[[ Entries provided, beginning ]]

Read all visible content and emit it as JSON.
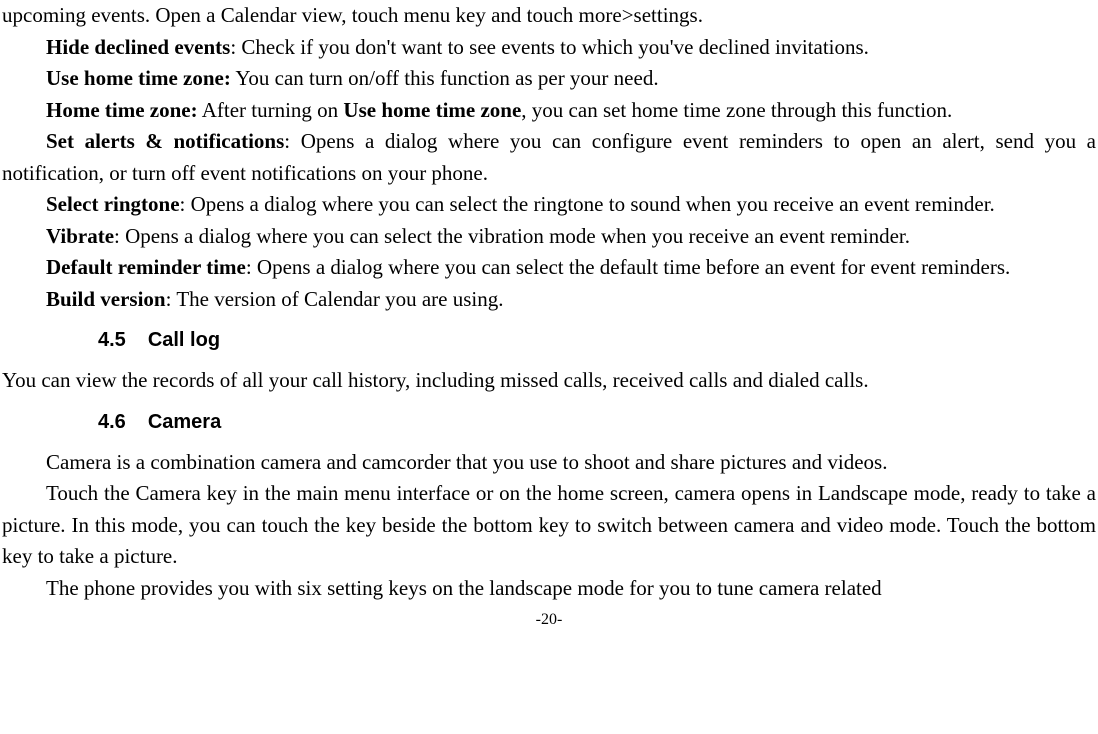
{
  "p_intro": "upcoming events. Open a Calendar view, touch menu key and touch more>settings.",
  "hide_declined_label": "Hide declined events",
  "hide_declined_text": ": Check if you don't want to see events to which you've declined invitations.",
  "use_home_tz_label": "Use home time zone:",
  "use_home_tz_text": " You can turn on/off this function as per your need.",
  "home_tz_label": "Home time zone:",
  "home_tz_text1": " After turning on ",
  "home_tz_bold_inline": "Use home time zone",
  "home_tz_text2": ", you can set home time zone through this function.",
  "alerts_label": "Set alerts & notifications",
  "alerts_text": ": Opens a dialog where you can configure event reminders to open an alert, send you a notification, or turn off event notifications on your phone.",
  "ringtone_label": "Select ringtone",
  "ringtone_text": ": Opens a dialog where you can select the ringtone to sound when you receive an event reminder.",
  "vibrate_label": "Vibrate",
  "vibrate_text": ": Opens a dialog where you can select the vibration mode when you receive an event reminder.",
  "default_reminder_label": "Default reminder time",
  "default_reminder_text": ": Opens a dialog where you can select the default time before an event for event reminders.",
  "build_label": "Build version",
  "build_text": ": The version of Calendar you are using.",
  "h45_num": "4.5",
  "h45_title": "Call log",
  "calllog_text": "You can view the records of all your call history, including missed calls, received calls and dialed calls.",
  "h46_num": "4.6",
  "h46_title": "Camera",
  "camera_p1": "Camera is a combination camera and camcorder that you use to shoot and share pictures and videos.",
  "camera_p2": "Touch the Camera key in the main menu interface or on the home screen, camera opens in Landscape mode, ready to take a picture. In this mode, you can touch the key beside the bottom key to switch between camera and video mode. Touch the bottom key to take a picture.",
  "camera_p3": "The phone provides you with six setting keys on the landscape mode for you to tune camera related",
  "page_number": "-20-"
}
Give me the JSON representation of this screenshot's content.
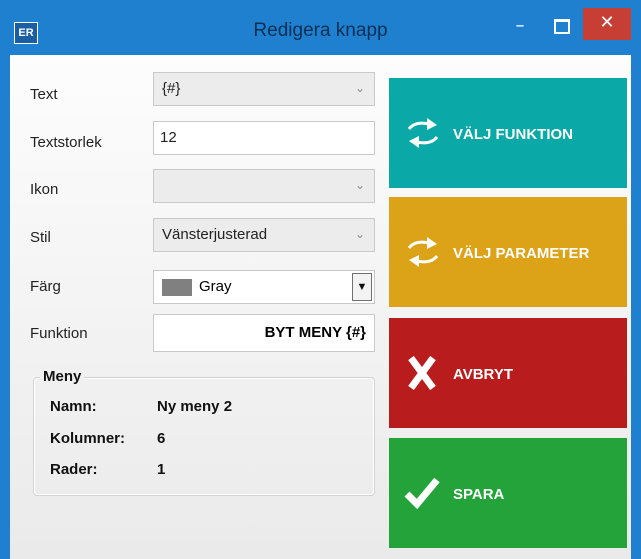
{
  "window": {
    "title": "Redigera knapp",
    "app_icon": "ER",
    "minimize": "–",
    "close": "✕"
  },
  "form": {
    "text_label": "Text",
    "text_value": "{#}",
    "size_label": "Textstorlek",
    "size_value": "12",
    "icon_label": "Ikon",
    "icon_value": "",
    "style_label": "Stil",
    "style_value": "Vänsterjusterad",
    "color_label": "Färg",
    "color_value": "Gray",
    "color_swatch": "#808080",
    "function_label": "Funktion",
    "function_value": "BYT MENY {#}"
  },
  "menu_group": {
    "title": "Meny",
    "rows": [
      {
        "label": "Namn:",
        "value": "Ny meny 2"
      },
      {
        "label": "Kolumner:",
        "value": "6"
      },
      {
        "label": "Rader:",
        "value": "1"
      }
    ]
  },
  "actions": {
    "choose_function": "VÄLJ FUNKTION",
    "choose_parameter": "VÄLJ PARAMETER",
    "cancel": "AVBRYT",
    "save": "SPARA"
  },
  "colors": {
    "teal": "#0aa8a6",
    "gold": "#dca218",
    "red": "#b91c1c",
    "green": "#23a33a",
    "title_bar": "#1f80cf"
  },
  "icons": [
    "swap-arrows-icon",
    "close-x-icon",
    "checkmark-icon",
    "chevron-down-icon",
    "minimize-icon",
    "maximize-icon",
    "close-icon"
  ]
}
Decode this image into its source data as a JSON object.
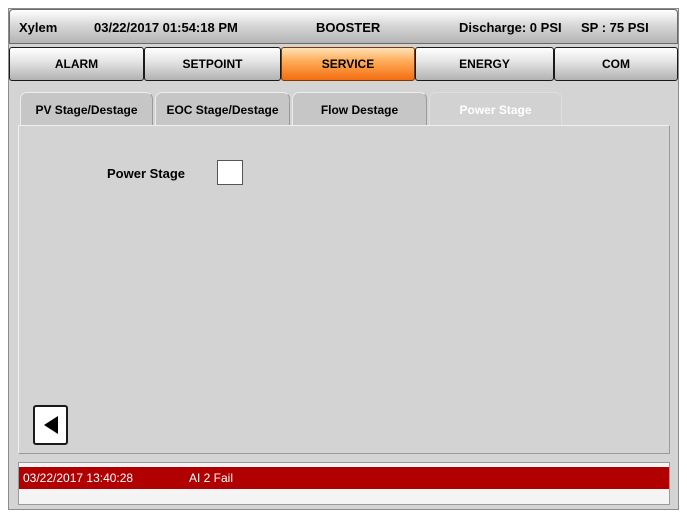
{
  "header": {
    "brand": "Xylem",
    "datetime": "03/22/2017 01:54:18 PM",
    "mode": "BOOSTER",
    "discharge": "Discharge: 0 PSI",
    "setpoint": "SP : 75 PSI"
  },
  "nav": {
    "alarm": "ALARM",
    "setpoint": "SETPOINT",
    "service": "SERVICE",
    "energy": "ENERGY",
    "com": "COM",
    "active": "SERVICE",
    "active_color": "#f36d10"
  },
  "tabs": {
    "pv": "PV Stage/Destage",
    "eoc": "EOC Stage/Destage",
    "flow": "Flow Destage",
    "power": "Power Stage",
    "active": "Power Stage"
  },
  "main": {
    "power_stage_label": "Power Stage",
    "power_stage_value": ""
  },
  "alarm_banner": {
    "timestamp": "03/22/2017 13:40:28",
    "message": "AI 2 Fail",
    "color": "#b00000"
  },
  "icons": {
    "back": "back-arrow-icon"
  }
}
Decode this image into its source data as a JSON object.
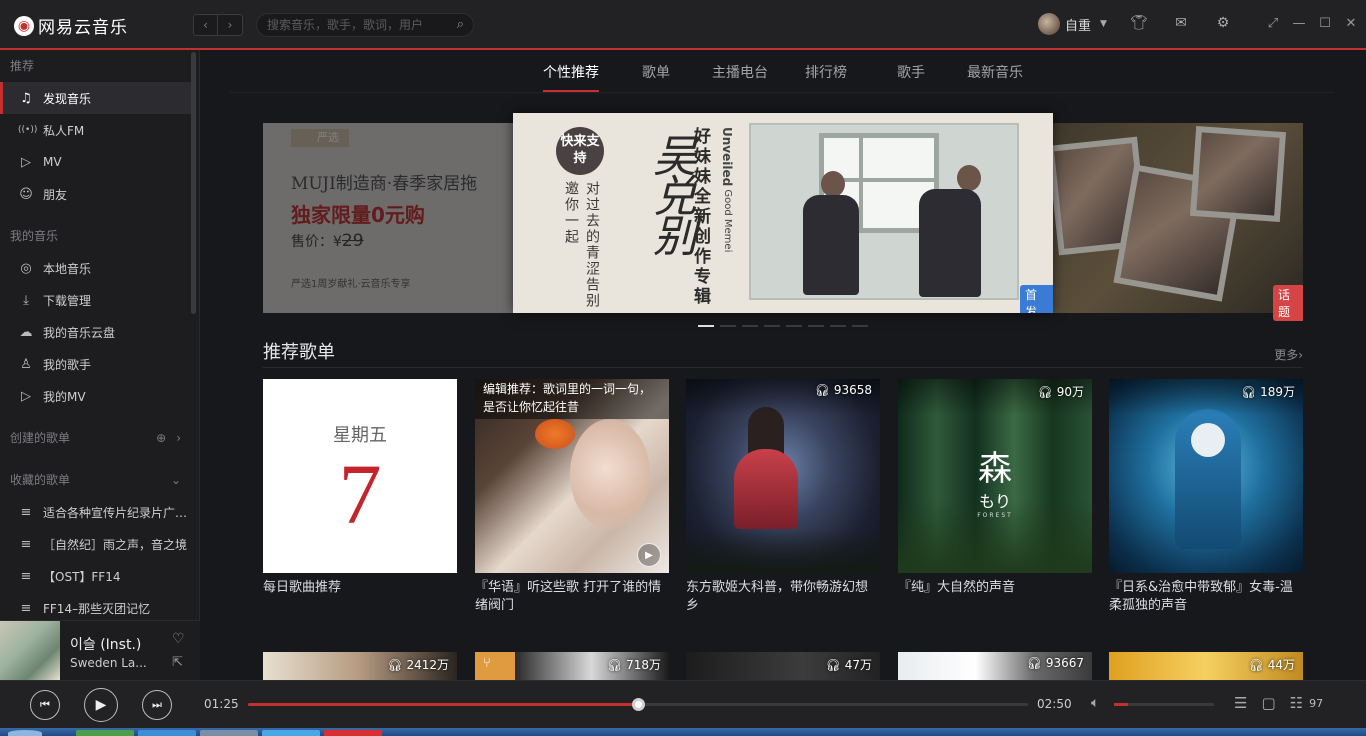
{
  "app": {
    "logo_mark": "◉",
    "logo_text": "网易云音乐"
  },
  "titlebar": {
    "back": "‹",
    "forward": "›",
    "search_placeholder": "搜索音乐，歌手，歌词，用户",
    "user_name": "自重"
  },
  "sidebar": {
    "sections": {
      "recommend": "推荐",
      "my_music": "我的音乐",
      "created": "创建的歌单",
      "collected": "收藏的歌单"
    },
    "recommend_items": [
      {
        "label": "发现音乐",
        "icon": "music-note-icon",
        "glyph": "♫"
      },
      {
        "label": "私人FM",
        "icon": "radio-icon",
        "glyph": "((•))"
      },
      {
        "label": "MV",
        "icon": "video-icon",
        "glyph": "▷"
      },
      {
        "label": "朋友",
        "icon": "friends-icon",
        "glyph": "☺"
      }
    ],
    "my_music_items": [
      {
        "label": "本地音乐",
        "icon": "local-music-icon",
        "glyph": "◎"
      },
      {
        "label": "下载管理",
        "icon": "download-icon",
        "glyph": "⤓"
      },
      {
        "label": "我的音乐云盘",
        "icon": "cloud-icon",
        "glyph": "☁"
      },
      {
        "label": "我的歌手",
        "icon": "singer-icon",
        "glyph": "♙"
      },
      {
        "label": "我的MV",
        "icon": "mv-icon",
        "glyph": "▷"
      }
    ],
    "collected_playlists": [
      "适合各种宣传片纪录片广…",
      "［自然纪］雨之声，音之境",
      "【OST】FF14",
      "FF14–那些灭团记忆"
    ]
  },
  "now_playing": {
    "title": "이슬 (Inst.)",
    "artist": "Sweden La..."
  },
  "tabs": [
    "个性推荐",
    "歌单",
    "主播电台",
    "排行榜",
    "歌手",
    "最新音乐"
  ],
  "banner": {
    "left": {
      "tag": "严选",
      "line1": "MUJI制造商·春季家居拖",
      "line2": "独家限量0元购",
      "price_label": "售价：¥",
      "price": "29",
      "footer": "严选1周岁献礼·云音乐专享"
    },
    "center": {
      "seal": "快来支持",
      "invite": "邀你一起",
      "tagline": "对过去的青涩告别",
      "calligraphy": "吴兑别",
      "album_title": "好妹妹全新创作专辑",
      "english_1": "Unveiled",
      "english_2": "Good Memei",
      "badge": "首发"
    },
    "right": {
      "badge": "话题"
    },
    "dots": 8,
    "active_dot": 0
  },
  "recommend": {
    "title": "推荐歌单",
    "more": "更多›",
    "daily": {
      "weekday": "星期五",
      "day": "7",
      "title": "每日歌曲推荐"
    },
    "playlists": [
      {
        "editor": "编辑推荐：歌词里的一词一句，是否让你忆起往昔",
        "title": "『华语』听这些歌 打开了谁的情绪阀门"
      },
      {
        "plays": "93658",
        "title": "东方歌姬大科普，带你畅游幻想乡"
      },
      {
        "plays": "90万",
        "title": "『纯』大自然的声音",
        "cover_big": "森",
        "cover_small": "もり",
        "cover_en": "FOREST"
      },
      {
        "plays": "189万",
        "title": "『日系&治愈中带致郁』女毒-温柔孤独的声音"
      }
    ],
    "row2_plays": [
      "2412万",
      "718万",
      "47万",
      "93667",
      "44万"
    ]
  },
  "player": {
    "elapsed": "01:25",
    "duration": "02:50",
    "progress": 0.5,
    "volume": 0.14,
    "playlist_count": "97"
  },
  "colors": {
    "accent": "#c62f2f",
    "bg": "#16181c",
    "sidebar": "#1d1d20"
  }
}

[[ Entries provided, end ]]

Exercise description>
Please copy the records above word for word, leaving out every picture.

Response to the task>
Read all visible content and emit it as JSON.
{
  "p_intro": "upcoming events. Open a Calendar view, touch menu key and touch more>settings.",
  "hide_declined_label": "Hide declined events",
  "hide_declined_text": ": Check if you don't want to see events to which you've declined invitations.",
  "use_home_tz_label": "Use home time zone:",
  "use_home_tz_text": " You can turn on/off this function as per your need.",
  "home_tz_label": "Home time zone:",
  "home_tz_text1": " After turning on ",
  "home_tz_bold_inline": "Use home time zone",
  "home_tz_text2": ", you can set home time zone through this function.",
  "alerts_label": "Set alerts & notifications",
  "alerts_text": ": Opens a dialog where you can configure event reminders to open an alert, send you a notification, or turn off event notifications on your phone.",
  "ringtone_label": "Select ringtone",
  "ringtone_text": ": Opens a dialog where you can select the ringtone to sound when you receive an event reminder.",
  "vibrate_label": "Vibrate",
  "vibrate_text": ": Opens a dialog where you can select the vibration mode when you receive an event reminder.",
  "default_reminder_label": "Default reminder time",
  "default_reminder_text": ": Opens a dialog where you can select the default time before an event for event reminders.",
  "build_label": "Build version",
  "build_text": ": The version of Calendar you are using.",
  "h45_num": "4.5",
  "h45_title": "Call log",
  "calllog_text": "You can view the records of all your call history, including missed calls, received calls and dialed calls.",
  "h46_num": "4.6",
  "h46_title": "Camera",
  "camera_p1": "Camera is a combination camera and camcorder that you use to shoot and share pictures and videos.",
  "camera_p2": "Touch the Camera key in the main menu interface or on the home screen, camera opens in Landscape mode, ready to take a picture. In this mode, you can touch the key beside the bottom key to switch between camera and video mode. Touch the bottom key to take a picture.",
  "camera_p3": "The phone provides you with six setting keys on the landscape mode for you to tune camera related",
  "page_number": "-20-"
}
Give me the JSON representation of this screenshot's content.
{
  "window": {
    "title": "Redigera knapp",
    "app_icon": "ER",
    "minimize": "–",
    "close": "✕"
  },
  "form": {
    "text_label": "Text",
    "text_value": "{#}",
    "size_label": "Textstorlek",
    "size_value": "12",
    "icon_label": "Ikon",
    "icon_value": "",
    "style_label": "Stil",
    "style_value": "Vänsterjusterad",
    "color_label": "Färg",
    "color_value": "Gray",
    "color_swatch": "#808080",
    "function_label": "Funktion",
    "function_value": "BYT MENY {#}"
  },
  "menu_group": {
    "title": "Meny",
    "rows": [
      {
        "label": "Namn:",
        "value": "Ny meny 2"
      },
      {
        "label": "Kolumner:",
        "value": "6"
      },
      {
        "label": "Rader:",
        "value": "1"
      }
    ]
  },
  "actions": {
    "choose_function": "VÄLJ FUNKTION",
    "choose_parameter": "VÄLJ PARAMETER",
    "cancel": "AVBRYT",
    "save": "SPARA"
  },
  "colors": {
    "teal": "#0aa8a6",
    "gold": "#dca218",
    "red": "#b91c1c",
    "green": "#23a33a",
    "title_bar": "#1f80cf"
  },
  "icons": [
    "swap-arrows-icon",
    "close-x-icon",
    "checkmark-icon",
    "chevron-down-icon",
    "minimize-icon",
    "maximize-icon",
    "close-icon"
  ]
}
Decode this image into its source data as a JSON object.
{
  "header": {
    "brand": "Xylem",
    "datetime": "03/22/2017 01:54:18 PM",
    "mode": "BOOSTER",
    "discharge": "Discharge: 0 PSI",
    "setpoint": "SP : 75 PSI"
  },
  "nav": {
    "alarm": "ALARM",
    "setpoint": "SETPOINT",
    "service": "SERVICE",
    "energy": "ENERGY",
    "com": "COM",
    "active": "SERVICE",
    "active_color": "#f36d10"
  },
  "tabs": {
    "pv": "PV Stage/Destage",
    "eoc": "EOC Stage/Destage",
    "flow": "Flow Destage",
    "power": "Power Stage",
    "active": "Power Stage"
  },
  "main": {
    "power_stage_label": "Power Stage",
    "power_stage_value": ""
  },
  "alarm_banner": {
    "timestamp": "03/22/2017 13:40:28",
    "message": "AI 2 Fail",
    "color": "#b00000"
  },
  "icons": {
    "back": "back-arrow-icon"
  }
}
Decode this image into its source data as a JSON object.
{
  "app": {
    "logo_mark": "◉",
    "logo_text": "网易云音乐"
  },
  "titlebar": {
    "back": "‹",
    "forward": "›",
    "search_placeholder": "搜索音乐，歌手，歌词，用户",
    "user_name": "自重"
  },
  "sidebar": {
    "sections": {
      "recommend": "推荐",
      "my_music": "我的音乐",
      "created": "创建的歌单",
      "collected": "收藏的歌单"
    },
    "recommend_items": [
      {
        "label": "发现音乐",
        "icon": "music-note-icon",
        "glyph": "♫"
      },
      {
        "label": "私人FM",
        "icon": "radio-icon",
        "glyph": "((•))"
      },
      {
        "label": "MV",
        "icon": "video-icon",
        "glyph": "▷"
      },
      {
        "label": "朋友",
        "icon": "friends-icon",
        "glyph": "☺"
      }
    ],
    "my_music_items": [
      {
        "label": "本地音乐",
        "icon": "local-music-icon",
        "glyph": "◎"
      },
      {
        "label": "下载管理",
        "icon": "download-icon",
        "glyph": "⤓"
      },
      {
        "label": "我的音乐云盘",
        "icon": "cloud-icon",
        "glyph": "☁"
      },
      {
        "label": "我的歌手",
        "icon": "singer-icon",
        "glyph": "♙"
      },
      {
        "label": "我的MV",
        "icon": "mv-icon",
        "glyph": "▷"
      }
    ],
    "collected_playlists": [
      "适合各种宣传片纪录片广…",
      "［自然纪］雨之声，音之境",
      "【OST】FF14",
      "FF14–那些灭团记忆"
    ]
  },
  "now_playing": {
    "title": "이슬 (Inst.)",
    "artist": "Sweden La..."
  },
  "tabs": [
    "个性推荐",
    "歌单",
    "主播电台",
    "排行榜",
    "歌手",
    "最新音乐"
  ],
  "banner": {
    "left": {
      "tag": "严选",
      "line1": "MUJI制造商·春季家居拖",
      "line2": "独家限量0元购",
      "price_label": "售价：¥",
      "price": "29",
      "footer": "严选1周岁献礼·云音乐专享"
    },
    "center": {
      "seal": "快来支持",
      "invite": "邀你一起",
      "tagline": "对过去的青涩告别",
      "calligraphy": "吴兑别",
      "album_title": "好妹妹全新创作专辑",
      "english_1": "Unveiled",
      "english_2": "Good Memei",
      "badge": "首发"
    },
    "right": {
      "badge": "话题"
    },
    "dots": 8,
    "active_dot": 0
  },
  "recommend": {
    "title": "推荐歌单",
    "more": "更多›",
    "daily": {
      "weekday": "星期五",
      "day": "7",
      "title": "每日歌曲推荐"
    },
    "playlists": [
      {
        "editor": "编辑推荐：歌词里的一词一句，是否让你忆起往昔",
        "title": "『华语』听这些歌 打开了谁的情绪阀门"
      },
      {
        "plays": "93658",
        "title": "东方歌姬大科普，带你畅游幻想乡"
      },
      {
        "plays": "90万",
        "title": "『纯』大自然的声音",
        "cover_big": "森",
        "cover_small": "もり",
        "cover_en": "FOREST"
      },
      {
        "plays": "189万",
        "title": "『日系&治愈中带致郁』女毒-温柔孤独的声音"
      }
    ],
    "row2_plays": [
      "2412万",
      "718万",
      "47万",
      "93667",
      "44万"
    ]
  },
  "player": {
    "elapsed": "01:25",
    "duration": "02:50",
    "progress": 0.5,
    "volume": 0.14,
    "playlist_count": "97"
  },
  "colors": {
    "accent": "#c62f2f",
    "bg": "#16181c",
    "sidebar": "#1d1d20"
  }
}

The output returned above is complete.